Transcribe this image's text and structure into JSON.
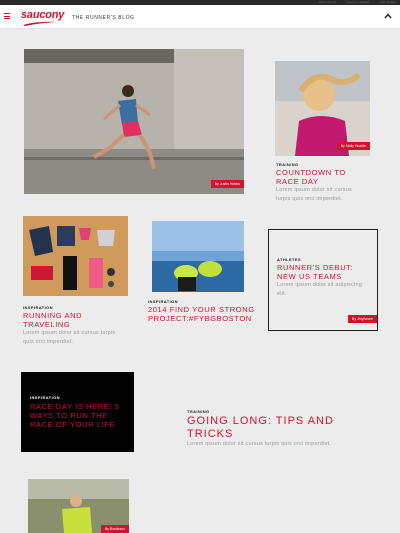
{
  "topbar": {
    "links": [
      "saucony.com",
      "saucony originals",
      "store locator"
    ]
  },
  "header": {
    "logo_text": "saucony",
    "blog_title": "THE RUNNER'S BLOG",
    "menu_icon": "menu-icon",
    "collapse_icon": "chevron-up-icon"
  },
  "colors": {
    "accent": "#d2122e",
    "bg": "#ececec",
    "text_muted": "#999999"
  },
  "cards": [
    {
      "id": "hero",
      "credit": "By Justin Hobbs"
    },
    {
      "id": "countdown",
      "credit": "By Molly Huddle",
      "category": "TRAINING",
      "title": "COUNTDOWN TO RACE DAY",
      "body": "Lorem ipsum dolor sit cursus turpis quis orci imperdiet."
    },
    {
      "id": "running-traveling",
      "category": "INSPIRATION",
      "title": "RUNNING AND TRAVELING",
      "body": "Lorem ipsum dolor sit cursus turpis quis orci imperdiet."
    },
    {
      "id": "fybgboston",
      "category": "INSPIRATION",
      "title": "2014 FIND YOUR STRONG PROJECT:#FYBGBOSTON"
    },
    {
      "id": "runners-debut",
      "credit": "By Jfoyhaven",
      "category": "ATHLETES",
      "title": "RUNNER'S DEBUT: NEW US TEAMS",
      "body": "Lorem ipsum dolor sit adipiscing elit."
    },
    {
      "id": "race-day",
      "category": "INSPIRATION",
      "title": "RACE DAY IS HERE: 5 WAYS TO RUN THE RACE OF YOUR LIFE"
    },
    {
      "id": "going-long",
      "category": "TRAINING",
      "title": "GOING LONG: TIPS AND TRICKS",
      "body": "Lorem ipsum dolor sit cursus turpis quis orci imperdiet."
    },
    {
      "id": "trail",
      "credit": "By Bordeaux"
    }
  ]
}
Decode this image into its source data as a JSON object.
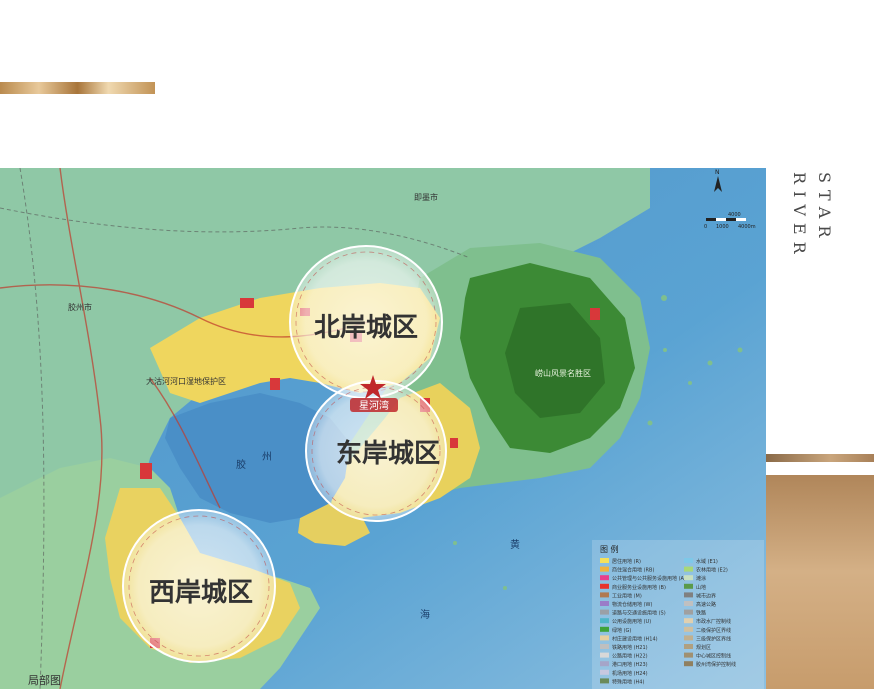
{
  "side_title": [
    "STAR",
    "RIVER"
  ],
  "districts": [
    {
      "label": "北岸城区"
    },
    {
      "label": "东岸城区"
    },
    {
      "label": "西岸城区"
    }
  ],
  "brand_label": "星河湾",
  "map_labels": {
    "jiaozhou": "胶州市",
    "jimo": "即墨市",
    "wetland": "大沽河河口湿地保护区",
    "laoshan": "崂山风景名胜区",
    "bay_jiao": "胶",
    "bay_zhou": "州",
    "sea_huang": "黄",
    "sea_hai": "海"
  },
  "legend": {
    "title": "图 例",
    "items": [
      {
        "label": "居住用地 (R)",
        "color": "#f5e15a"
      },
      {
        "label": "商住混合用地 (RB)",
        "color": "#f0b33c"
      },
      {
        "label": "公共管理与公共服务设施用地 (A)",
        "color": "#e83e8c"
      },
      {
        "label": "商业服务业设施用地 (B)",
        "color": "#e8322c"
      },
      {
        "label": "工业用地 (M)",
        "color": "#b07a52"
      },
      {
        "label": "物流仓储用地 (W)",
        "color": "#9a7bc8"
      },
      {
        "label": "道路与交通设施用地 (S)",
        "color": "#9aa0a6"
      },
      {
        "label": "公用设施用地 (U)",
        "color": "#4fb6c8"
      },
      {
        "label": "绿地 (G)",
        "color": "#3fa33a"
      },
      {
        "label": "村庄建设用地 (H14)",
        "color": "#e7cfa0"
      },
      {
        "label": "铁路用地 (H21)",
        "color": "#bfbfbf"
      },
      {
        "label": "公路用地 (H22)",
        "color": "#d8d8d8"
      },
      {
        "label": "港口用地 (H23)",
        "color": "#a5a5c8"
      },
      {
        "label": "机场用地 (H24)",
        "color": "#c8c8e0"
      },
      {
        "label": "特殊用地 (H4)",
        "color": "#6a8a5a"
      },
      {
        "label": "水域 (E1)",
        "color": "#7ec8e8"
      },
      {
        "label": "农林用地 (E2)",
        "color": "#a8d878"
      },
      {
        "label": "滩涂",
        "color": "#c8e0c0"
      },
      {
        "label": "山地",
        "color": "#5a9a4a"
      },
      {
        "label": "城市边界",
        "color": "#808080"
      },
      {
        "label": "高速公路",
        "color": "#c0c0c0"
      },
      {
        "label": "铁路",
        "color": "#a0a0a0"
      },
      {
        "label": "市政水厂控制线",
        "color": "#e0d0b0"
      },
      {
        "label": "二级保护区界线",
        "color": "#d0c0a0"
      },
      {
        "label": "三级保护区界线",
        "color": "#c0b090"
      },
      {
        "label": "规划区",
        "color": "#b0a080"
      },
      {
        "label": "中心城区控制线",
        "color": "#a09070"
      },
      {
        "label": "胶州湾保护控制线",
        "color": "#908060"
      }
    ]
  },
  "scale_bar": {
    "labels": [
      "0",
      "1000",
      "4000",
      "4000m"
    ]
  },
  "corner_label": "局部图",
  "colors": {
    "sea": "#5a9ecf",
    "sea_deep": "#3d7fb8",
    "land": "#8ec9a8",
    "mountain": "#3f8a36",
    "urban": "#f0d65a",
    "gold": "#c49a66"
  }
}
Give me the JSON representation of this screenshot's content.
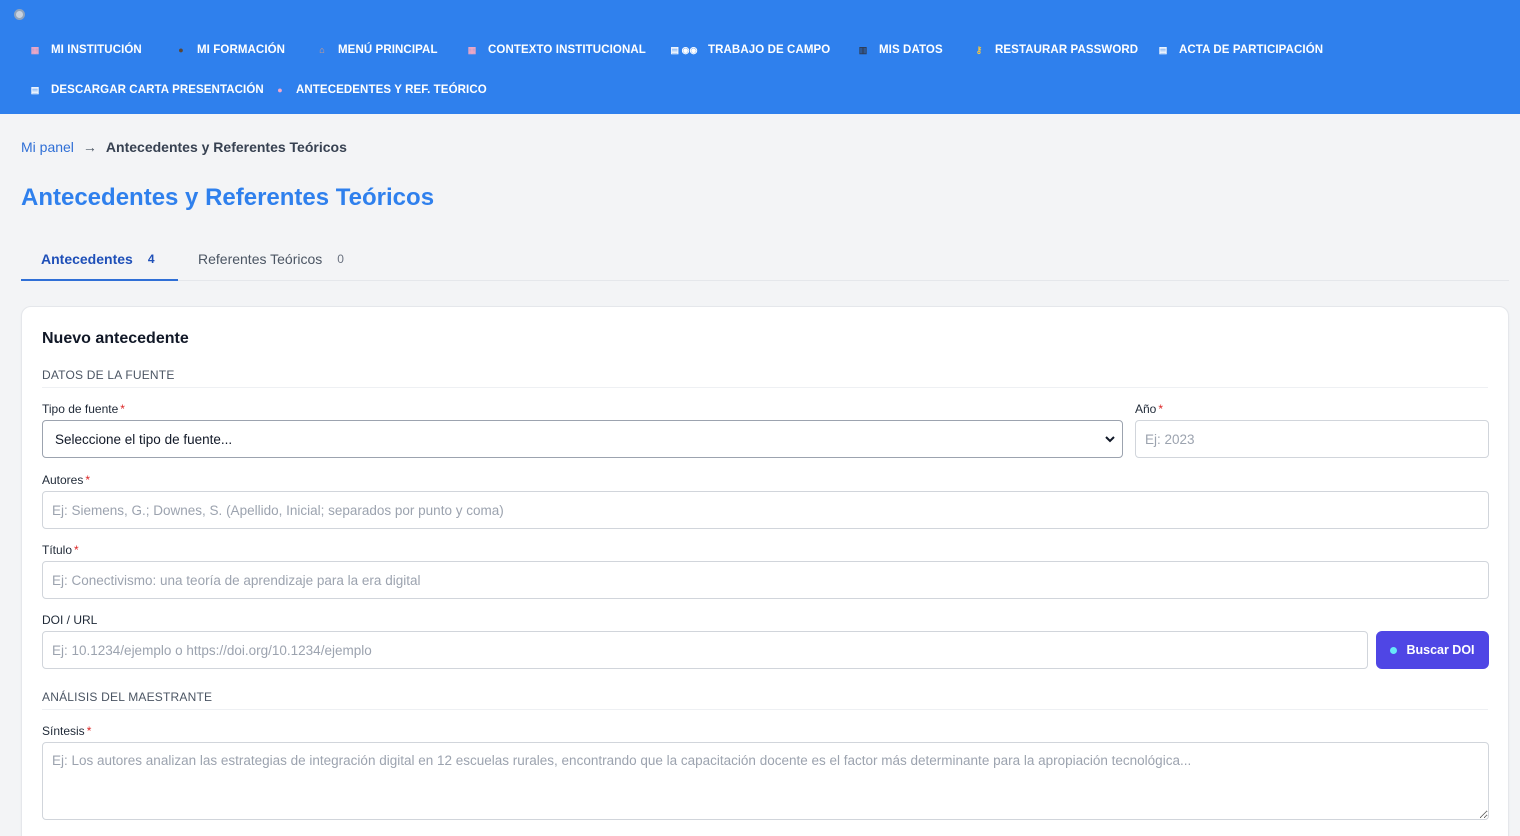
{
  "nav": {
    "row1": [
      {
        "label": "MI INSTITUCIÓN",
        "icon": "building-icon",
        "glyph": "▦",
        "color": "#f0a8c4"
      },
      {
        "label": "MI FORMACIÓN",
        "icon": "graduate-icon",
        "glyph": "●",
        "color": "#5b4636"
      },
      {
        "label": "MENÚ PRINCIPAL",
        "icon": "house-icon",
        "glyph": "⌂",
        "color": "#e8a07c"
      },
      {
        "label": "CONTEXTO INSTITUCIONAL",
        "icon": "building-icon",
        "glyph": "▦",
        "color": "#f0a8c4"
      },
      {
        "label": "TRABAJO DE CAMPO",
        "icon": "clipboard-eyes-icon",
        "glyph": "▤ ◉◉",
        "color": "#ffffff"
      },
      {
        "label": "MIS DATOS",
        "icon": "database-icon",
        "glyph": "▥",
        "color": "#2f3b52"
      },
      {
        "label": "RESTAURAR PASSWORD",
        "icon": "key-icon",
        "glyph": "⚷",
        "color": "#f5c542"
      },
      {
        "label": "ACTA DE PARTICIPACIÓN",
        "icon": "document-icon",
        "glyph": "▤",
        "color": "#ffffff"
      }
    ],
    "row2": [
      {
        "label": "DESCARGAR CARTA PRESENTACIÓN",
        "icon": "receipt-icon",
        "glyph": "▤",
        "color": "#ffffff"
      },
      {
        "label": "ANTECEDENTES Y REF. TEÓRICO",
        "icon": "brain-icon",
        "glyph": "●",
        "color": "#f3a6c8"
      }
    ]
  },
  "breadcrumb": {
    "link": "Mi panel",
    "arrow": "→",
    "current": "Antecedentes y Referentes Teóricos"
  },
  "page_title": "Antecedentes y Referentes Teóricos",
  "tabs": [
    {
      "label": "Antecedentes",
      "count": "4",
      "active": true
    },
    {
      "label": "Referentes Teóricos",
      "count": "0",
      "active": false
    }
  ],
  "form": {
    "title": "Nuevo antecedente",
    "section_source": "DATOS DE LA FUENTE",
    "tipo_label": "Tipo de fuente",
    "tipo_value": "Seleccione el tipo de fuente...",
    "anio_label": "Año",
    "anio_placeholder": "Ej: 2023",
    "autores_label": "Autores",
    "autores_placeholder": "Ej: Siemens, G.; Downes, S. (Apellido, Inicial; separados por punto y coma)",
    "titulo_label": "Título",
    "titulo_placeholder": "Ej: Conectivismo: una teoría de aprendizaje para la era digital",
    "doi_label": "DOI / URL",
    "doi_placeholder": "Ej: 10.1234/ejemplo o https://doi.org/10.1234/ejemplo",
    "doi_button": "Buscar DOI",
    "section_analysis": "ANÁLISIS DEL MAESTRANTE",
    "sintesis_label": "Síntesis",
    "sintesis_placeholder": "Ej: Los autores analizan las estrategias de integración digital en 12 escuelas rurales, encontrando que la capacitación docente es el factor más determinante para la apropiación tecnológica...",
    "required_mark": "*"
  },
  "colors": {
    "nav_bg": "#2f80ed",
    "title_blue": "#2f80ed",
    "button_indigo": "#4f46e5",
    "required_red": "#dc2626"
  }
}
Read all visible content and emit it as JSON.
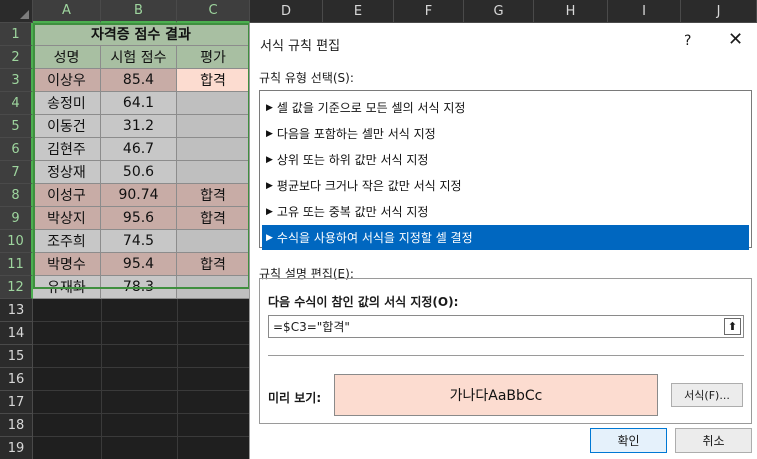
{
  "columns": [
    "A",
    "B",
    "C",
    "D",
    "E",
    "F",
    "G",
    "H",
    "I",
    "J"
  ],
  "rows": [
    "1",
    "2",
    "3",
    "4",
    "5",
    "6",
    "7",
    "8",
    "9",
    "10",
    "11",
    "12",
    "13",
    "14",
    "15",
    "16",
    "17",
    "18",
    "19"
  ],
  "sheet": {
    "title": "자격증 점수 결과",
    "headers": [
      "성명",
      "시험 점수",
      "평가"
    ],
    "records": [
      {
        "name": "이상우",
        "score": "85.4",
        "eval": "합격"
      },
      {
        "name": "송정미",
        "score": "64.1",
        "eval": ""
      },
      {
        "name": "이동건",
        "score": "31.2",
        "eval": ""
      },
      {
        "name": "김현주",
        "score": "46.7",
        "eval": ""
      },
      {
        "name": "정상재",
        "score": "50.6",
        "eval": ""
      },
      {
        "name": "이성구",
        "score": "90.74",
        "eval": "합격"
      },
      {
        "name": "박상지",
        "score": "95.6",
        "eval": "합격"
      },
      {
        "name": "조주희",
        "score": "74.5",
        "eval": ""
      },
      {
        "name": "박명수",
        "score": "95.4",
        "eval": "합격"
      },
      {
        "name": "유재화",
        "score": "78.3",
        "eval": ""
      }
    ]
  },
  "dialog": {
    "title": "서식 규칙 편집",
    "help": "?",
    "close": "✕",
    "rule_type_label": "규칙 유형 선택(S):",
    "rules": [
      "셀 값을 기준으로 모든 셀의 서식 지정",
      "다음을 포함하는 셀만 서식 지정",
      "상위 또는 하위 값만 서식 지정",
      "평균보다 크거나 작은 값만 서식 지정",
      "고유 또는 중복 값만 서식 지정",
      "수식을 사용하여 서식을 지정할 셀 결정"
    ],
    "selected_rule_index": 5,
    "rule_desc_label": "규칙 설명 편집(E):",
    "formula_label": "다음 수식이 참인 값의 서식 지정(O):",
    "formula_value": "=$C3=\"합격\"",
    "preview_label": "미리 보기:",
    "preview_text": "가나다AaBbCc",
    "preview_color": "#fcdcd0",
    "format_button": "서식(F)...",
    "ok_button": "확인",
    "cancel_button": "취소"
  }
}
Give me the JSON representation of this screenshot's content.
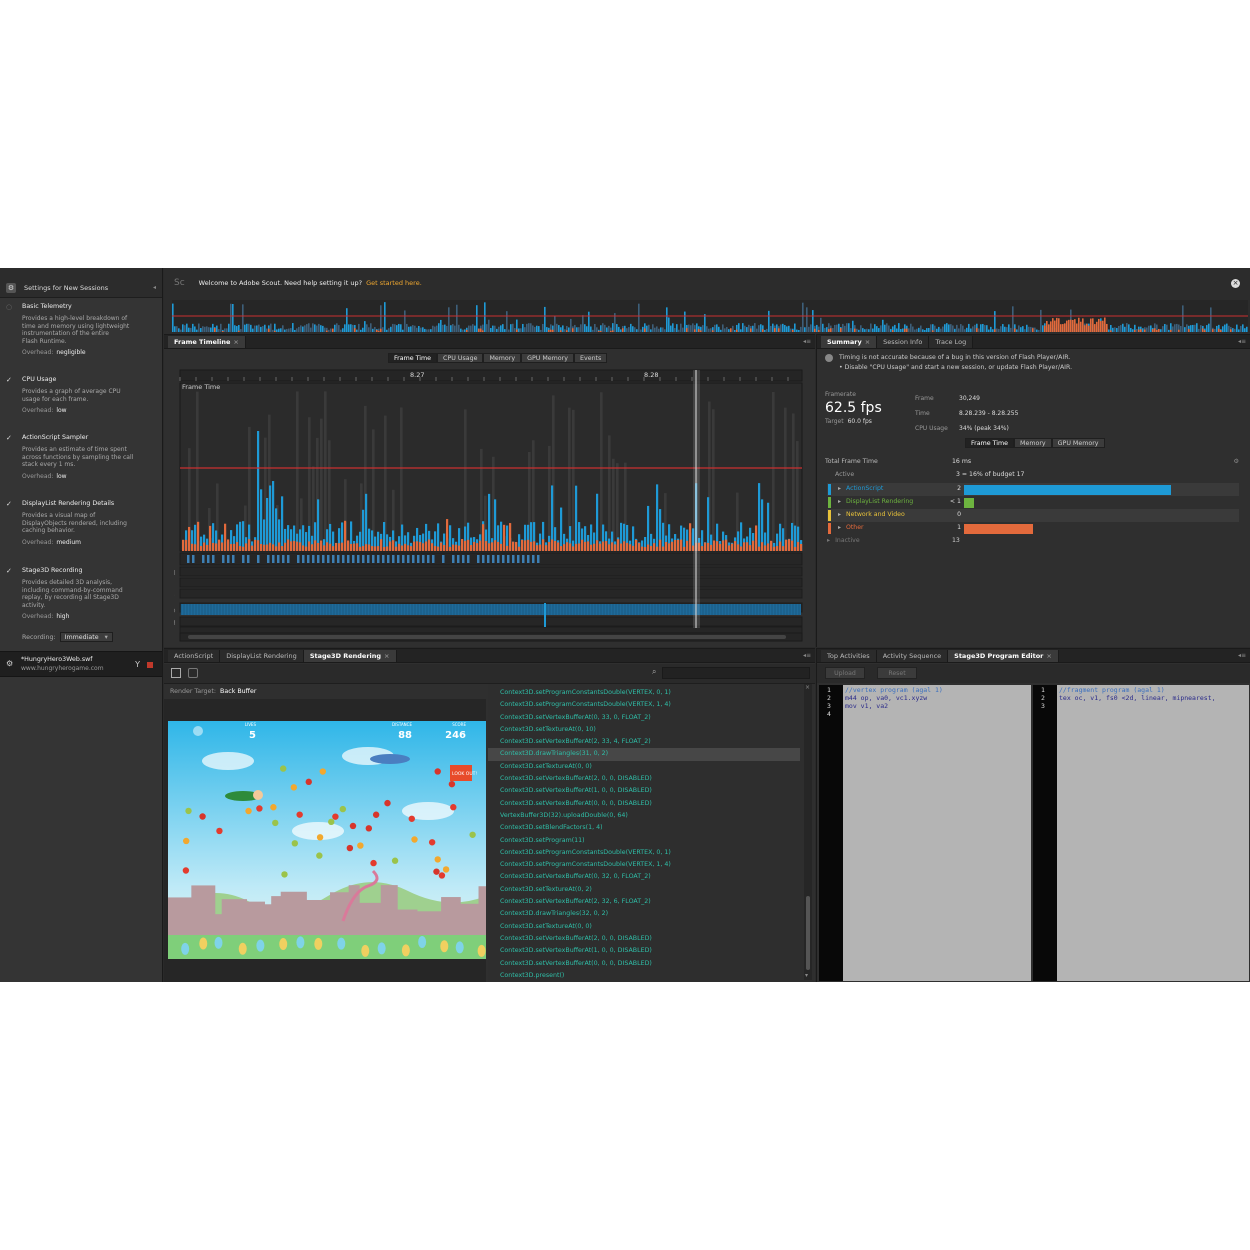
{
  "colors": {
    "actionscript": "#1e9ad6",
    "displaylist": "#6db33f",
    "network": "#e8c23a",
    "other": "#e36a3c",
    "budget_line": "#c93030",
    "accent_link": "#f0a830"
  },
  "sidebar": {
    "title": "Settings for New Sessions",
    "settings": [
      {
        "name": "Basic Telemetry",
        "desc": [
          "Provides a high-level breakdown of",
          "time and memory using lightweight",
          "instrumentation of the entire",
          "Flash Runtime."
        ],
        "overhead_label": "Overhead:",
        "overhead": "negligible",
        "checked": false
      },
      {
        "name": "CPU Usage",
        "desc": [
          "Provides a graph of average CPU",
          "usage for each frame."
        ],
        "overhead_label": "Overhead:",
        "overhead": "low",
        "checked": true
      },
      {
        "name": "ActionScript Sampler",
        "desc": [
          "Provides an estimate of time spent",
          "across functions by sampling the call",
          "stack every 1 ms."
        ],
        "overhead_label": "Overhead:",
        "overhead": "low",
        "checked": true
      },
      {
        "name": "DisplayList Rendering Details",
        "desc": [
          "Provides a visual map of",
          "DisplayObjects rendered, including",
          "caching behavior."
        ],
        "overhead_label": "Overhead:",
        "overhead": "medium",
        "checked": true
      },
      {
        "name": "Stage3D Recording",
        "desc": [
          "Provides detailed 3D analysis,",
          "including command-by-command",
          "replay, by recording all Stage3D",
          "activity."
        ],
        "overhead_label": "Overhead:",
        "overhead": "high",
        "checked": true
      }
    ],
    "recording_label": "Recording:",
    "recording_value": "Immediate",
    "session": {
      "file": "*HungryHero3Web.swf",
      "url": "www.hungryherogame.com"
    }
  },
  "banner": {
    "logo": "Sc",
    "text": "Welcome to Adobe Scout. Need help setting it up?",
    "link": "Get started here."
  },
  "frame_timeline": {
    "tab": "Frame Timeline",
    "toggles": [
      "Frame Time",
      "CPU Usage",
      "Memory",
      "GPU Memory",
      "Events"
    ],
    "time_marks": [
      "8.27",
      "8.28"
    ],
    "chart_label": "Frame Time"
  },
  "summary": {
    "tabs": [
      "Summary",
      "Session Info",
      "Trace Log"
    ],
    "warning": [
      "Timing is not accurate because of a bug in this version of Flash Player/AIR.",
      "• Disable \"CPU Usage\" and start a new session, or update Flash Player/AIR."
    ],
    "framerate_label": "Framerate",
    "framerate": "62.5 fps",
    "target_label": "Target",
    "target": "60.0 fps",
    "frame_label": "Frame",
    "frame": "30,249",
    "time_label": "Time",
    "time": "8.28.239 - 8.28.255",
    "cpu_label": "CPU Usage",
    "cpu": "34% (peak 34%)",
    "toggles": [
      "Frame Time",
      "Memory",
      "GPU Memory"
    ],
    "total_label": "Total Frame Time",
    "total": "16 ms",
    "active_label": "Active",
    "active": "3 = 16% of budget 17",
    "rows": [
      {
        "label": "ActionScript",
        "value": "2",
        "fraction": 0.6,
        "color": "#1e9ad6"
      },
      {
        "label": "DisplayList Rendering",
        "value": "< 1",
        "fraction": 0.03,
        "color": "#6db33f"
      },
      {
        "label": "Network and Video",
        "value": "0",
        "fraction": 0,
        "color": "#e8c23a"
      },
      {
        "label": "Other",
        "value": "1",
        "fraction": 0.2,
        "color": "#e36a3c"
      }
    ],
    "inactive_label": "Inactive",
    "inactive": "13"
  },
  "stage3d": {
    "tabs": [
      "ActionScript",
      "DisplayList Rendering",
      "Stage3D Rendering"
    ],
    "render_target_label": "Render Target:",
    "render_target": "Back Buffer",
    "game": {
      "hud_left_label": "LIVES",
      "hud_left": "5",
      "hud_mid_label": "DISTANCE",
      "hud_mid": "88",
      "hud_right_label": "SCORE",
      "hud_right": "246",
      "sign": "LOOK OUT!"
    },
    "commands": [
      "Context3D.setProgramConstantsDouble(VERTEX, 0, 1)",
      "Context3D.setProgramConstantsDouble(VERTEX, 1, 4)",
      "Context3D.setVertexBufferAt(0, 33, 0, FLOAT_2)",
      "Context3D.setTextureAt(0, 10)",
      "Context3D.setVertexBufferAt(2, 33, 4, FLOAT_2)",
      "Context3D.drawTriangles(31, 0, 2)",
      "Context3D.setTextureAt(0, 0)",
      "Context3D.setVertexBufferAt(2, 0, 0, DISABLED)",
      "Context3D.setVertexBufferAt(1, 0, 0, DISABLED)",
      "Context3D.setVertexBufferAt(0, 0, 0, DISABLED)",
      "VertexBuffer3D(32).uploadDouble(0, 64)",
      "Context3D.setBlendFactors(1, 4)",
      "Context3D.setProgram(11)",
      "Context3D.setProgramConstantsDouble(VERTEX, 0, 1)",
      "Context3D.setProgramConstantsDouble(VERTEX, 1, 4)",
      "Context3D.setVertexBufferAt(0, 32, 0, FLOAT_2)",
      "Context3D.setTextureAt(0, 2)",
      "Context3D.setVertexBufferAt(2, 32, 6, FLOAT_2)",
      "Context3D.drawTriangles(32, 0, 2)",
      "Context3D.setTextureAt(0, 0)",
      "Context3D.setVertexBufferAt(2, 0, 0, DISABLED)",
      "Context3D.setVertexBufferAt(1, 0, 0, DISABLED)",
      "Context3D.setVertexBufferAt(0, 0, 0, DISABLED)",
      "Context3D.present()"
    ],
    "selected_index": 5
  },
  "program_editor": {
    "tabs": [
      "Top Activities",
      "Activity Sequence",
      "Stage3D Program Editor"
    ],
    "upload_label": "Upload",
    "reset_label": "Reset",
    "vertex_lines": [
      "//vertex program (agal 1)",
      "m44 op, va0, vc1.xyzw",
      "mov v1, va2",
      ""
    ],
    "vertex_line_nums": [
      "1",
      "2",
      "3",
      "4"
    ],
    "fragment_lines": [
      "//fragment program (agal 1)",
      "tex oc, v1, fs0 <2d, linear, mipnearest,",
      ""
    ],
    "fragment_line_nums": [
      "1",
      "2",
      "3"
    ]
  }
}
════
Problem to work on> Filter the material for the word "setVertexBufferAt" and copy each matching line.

Solution to the problem>
      "Context3D.setVertexBufferAt(0, 33, 0, FLOAT_2)",
      "Context3D.setVertexBufferAt(2, 33, 4, FLOAT_2)",
      "Context3D.setVertexBufferAt(2, 0, 0, DISABLED)",
      "Context3D.setVertexBufferAt(1, 0, 0, DISABLED)",
      "Context3D.setVertexBufferAt(0, 0, 0, DISABLED)",
      "Context3D.setVertexBufferAt(0, 32, 0, FLOAT_2)",
      "Context3D.setVertexBufferAt(2, 32, 6, FLOAT_2)",
      "Context3D.setVertexBufferAt(2, 0, 0, DISABLED)",
      "Context3D.setVertexBufferAt(1, 0, 0, DISABLED)",
      "Context3D.setVertexBufferAt(0, 0, 0, DISABLED)",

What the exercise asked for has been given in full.